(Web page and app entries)

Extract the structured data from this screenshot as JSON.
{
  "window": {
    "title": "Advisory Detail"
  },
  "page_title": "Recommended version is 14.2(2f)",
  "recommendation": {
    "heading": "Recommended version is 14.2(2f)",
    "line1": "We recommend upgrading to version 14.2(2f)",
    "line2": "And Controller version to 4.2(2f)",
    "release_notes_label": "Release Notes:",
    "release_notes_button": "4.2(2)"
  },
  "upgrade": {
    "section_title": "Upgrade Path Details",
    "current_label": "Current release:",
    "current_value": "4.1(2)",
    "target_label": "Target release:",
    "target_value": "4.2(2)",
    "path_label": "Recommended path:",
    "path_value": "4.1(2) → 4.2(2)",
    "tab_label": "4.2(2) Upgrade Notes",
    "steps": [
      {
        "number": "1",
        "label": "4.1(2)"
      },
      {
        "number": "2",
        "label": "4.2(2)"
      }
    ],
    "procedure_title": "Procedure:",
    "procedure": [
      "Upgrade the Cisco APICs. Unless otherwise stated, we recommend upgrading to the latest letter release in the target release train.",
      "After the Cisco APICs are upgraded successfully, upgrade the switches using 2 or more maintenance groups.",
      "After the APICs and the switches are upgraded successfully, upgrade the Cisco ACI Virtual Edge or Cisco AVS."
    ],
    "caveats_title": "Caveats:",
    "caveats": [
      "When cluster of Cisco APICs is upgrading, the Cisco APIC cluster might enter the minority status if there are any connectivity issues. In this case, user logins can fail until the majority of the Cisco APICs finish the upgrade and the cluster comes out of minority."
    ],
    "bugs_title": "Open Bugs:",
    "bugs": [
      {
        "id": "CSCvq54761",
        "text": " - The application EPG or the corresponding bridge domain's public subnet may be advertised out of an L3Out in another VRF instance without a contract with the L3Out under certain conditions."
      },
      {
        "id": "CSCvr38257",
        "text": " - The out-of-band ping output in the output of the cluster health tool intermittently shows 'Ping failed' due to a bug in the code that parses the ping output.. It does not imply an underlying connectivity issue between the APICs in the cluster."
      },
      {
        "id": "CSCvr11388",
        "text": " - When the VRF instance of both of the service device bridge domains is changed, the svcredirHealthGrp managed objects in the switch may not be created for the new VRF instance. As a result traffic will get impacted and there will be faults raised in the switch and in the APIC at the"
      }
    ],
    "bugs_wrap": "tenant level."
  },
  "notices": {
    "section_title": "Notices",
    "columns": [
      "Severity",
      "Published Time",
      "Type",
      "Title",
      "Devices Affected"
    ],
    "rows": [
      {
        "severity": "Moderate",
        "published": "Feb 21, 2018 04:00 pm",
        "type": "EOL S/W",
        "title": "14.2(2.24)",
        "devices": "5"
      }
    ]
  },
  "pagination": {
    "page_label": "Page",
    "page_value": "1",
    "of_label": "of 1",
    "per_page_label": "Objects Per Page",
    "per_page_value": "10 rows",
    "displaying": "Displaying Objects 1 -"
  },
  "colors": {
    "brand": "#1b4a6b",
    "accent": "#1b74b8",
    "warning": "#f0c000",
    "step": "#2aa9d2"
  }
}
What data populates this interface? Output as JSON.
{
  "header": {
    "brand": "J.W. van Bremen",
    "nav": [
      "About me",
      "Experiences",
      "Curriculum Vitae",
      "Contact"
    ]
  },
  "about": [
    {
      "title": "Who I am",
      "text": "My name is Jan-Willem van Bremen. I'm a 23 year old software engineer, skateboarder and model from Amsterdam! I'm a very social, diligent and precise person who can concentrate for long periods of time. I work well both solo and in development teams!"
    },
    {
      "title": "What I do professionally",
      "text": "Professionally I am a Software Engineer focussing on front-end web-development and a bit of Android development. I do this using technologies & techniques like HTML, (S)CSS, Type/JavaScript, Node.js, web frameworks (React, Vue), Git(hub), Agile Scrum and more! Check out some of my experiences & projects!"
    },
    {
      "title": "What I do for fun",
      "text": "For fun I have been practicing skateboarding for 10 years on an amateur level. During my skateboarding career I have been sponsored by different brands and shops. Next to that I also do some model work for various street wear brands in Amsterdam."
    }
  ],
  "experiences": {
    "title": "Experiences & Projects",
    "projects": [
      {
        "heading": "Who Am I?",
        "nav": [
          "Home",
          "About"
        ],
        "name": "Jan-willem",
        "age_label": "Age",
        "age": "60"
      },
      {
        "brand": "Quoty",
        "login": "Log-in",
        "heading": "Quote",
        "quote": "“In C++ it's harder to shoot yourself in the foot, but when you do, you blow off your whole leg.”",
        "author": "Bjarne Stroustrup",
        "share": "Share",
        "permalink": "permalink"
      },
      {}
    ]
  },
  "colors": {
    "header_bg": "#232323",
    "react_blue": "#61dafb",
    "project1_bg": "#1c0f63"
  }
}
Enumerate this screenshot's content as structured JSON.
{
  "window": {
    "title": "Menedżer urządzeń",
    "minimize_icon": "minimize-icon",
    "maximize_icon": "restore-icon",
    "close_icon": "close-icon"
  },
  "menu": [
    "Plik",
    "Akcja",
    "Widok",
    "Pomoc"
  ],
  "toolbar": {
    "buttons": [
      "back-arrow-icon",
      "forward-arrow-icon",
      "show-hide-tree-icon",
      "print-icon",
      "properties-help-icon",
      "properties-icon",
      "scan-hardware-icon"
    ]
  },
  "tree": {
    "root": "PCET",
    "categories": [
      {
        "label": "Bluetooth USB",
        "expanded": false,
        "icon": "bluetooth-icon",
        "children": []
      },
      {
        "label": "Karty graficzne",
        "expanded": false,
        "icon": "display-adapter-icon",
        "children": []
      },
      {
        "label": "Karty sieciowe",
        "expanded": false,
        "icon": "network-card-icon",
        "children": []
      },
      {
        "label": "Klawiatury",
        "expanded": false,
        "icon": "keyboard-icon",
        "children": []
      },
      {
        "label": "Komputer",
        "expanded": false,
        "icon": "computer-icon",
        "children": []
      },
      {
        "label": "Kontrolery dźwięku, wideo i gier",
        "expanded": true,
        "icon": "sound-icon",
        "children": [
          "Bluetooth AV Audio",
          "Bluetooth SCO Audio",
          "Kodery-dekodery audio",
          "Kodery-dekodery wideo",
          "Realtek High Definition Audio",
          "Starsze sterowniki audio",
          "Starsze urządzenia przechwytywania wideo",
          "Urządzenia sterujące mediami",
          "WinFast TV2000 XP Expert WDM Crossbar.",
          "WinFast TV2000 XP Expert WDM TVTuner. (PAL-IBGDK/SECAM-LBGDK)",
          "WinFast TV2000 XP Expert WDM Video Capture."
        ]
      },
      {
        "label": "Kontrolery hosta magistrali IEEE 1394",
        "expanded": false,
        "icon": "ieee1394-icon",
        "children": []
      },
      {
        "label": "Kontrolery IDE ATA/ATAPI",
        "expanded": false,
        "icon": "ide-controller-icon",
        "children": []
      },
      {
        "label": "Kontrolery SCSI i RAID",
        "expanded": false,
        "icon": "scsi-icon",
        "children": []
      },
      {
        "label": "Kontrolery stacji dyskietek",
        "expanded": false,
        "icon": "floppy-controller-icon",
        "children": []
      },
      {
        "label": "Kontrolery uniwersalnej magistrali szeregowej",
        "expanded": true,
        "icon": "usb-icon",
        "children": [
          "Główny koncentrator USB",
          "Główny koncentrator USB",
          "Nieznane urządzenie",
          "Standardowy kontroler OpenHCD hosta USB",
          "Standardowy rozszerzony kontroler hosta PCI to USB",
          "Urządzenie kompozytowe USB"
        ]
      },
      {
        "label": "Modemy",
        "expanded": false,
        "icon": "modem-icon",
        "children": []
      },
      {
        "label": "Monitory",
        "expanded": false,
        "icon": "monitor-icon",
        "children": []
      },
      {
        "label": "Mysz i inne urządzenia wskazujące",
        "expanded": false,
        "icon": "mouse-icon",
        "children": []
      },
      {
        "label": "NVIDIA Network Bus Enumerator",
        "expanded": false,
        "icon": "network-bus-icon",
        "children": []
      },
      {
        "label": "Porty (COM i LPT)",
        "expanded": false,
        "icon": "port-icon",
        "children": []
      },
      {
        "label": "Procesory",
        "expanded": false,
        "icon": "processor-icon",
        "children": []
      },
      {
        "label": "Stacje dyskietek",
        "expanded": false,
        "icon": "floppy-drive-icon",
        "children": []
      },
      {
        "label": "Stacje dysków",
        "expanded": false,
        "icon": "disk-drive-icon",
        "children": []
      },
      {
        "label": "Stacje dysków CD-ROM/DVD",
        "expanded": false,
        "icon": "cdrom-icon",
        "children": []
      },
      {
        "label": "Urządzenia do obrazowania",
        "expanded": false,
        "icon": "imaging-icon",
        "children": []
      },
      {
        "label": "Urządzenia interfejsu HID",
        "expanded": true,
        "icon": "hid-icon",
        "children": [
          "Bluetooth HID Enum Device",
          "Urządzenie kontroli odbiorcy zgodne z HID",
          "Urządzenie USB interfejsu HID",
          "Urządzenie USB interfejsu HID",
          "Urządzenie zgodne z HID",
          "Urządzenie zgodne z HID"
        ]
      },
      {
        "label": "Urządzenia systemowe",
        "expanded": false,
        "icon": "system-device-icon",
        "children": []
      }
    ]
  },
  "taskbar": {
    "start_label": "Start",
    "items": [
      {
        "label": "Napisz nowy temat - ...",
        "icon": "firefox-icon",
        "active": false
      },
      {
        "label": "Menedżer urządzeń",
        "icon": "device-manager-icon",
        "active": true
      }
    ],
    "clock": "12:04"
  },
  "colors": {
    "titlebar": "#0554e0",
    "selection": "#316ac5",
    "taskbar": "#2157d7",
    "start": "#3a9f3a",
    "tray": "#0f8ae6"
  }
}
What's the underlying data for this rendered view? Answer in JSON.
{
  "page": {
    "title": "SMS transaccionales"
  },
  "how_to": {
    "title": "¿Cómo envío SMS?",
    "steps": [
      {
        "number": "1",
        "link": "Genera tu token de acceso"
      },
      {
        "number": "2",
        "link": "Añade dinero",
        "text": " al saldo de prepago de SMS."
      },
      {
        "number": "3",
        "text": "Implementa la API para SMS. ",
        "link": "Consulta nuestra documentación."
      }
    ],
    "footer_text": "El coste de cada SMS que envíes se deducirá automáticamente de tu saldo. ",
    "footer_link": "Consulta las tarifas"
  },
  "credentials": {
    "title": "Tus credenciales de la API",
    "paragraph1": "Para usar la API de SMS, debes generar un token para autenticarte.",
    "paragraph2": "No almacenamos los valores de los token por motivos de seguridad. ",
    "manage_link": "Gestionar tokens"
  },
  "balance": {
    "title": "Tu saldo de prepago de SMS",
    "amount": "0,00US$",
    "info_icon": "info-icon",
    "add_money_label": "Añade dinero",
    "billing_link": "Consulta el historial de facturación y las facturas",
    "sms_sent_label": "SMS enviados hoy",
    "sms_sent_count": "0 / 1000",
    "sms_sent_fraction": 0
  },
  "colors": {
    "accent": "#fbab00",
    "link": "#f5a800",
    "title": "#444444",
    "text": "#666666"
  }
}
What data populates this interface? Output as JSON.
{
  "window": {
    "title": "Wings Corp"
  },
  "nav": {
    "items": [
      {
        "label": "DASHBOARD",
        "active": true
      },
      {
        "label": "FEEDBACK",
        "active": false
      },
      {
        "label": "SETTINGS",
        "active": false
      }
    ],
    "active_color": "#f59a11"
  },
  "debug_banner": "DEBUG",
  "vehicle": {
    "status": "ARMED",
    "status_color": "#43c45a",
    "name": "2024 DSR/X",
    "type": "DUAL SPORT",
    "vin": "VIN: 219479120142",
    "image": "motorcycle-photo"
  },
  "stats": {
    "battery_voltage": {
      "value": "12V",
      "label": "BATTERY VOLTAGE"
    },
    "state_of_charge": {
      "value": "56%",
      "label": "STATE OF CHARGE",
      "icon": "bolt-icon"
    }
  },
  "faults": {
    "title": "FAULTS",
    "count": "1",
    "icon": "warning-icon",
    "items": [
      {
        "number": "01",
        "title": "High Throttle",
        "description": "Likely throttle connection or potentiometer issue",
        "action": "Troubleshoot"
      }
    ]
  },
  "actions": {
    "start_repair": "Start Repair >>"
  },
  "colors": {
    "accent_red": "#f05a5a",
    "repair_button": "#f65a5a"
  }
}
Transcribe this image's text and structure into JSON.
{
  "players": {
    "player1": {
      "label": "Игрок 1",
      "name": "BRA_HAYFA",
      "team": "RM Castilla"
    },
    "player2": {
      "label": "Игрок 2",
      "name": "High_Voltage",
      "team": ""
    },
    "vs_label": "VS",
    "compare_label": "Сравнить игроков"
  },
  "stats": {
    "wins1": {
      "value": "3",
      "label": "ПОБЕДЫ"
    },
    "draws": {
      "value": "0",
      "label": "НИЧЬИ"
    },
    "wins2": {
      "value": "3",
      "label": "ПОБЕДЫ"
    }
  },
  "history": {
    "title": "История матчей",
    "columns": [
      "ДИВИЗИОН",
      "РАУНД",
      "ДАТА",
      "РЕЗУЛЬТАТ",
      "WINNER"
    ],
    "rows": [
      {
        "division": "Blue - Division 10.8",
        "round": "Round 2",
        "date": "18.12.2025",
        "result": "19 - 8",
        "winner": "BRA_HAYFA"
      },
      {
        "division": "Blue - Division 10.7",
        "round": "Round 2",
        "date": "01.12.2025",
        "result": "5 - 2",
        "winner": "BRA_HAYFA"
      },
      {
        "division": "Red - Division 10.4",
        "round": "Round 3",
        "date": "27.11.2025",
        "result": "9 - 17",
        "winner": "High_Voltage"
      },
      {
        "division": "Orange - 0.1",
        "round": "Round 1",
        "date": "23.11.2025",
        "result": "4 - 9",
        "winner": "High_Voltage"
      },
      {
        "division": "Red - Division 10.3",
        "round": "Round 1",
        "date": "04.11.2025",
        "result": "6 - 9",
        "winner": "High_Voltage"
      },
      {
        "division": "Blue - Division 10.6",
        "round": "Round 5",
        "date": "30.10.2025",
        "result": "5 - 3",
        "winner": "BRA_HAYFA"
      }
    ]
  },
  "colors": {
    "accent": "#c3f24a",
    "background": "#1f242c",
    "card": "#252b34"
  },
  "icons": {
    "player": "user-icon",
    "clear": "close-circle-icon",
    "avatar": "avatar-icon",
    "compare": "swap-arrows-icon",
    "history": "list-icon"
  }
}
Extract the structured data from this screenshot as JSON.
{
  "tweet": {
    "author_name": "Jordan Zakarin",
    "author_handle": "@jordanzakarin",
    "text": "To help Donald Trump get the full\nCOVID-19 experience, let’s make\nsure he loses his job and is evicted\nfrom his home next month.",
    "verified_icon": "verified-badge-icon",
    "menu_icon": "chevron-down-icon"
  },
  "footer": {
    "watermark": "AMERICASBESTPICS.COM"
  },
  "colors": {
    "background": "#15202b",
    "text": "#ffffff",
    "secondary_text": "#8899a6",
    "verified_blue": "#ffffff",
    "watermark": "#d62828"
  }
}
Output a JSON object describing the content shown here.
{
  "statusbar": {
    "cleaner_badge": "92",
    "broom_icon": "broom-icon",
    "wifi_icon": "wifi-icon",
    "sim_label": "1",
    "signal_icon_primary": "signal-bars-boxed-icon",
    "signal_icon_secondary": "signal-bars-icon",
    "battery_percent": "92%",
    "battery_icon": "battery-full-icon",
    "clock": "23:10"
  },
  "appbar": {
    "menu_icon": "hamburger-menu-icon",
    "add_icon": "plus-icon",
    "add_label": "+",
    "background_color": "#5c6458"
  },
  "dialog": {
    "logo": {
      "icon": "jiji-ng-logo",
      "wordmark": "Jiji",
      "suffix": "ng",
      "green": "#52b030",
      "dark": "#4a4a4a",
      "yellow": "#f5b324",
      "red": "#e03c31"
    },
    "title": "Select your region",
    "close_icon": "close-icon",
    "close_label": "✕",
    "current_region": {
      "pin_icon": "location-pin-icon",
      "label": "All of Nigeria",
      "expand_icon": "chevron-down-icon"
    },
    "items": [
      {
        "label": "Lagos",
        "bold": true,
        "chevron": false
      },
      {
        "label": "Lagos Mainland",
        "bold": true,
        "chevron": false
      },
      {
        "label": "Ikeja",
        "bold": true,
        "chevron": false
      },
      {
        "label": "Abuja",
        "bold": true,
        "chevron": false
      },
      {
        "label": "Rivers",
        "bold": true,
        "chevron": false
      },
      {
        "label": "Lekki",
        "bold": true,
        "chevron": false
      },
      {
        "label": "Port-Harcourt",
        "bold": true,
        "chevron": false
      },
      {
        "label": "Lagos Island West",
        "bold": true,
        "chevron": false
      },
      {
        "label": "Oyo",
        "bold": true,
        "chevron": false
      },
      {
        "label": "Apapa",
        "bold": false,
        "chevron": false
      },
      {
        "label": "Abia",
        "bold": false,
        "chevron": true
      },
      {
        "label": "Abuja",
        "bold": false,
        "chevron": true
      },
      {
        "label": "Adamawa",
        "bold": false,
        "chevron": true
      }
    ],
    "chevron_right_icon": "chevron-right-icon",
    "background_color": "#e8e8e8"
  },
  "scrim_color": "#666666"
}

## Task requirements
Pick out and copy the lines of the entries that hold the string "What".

## Task result
What data populates this interface? Output as JSON.
      "title": "What I do professionally",
      "title": "What I do for fun",
What's the underlying data for this rendered view? Answer in JSON.
What data populates this interface? Output as JSON.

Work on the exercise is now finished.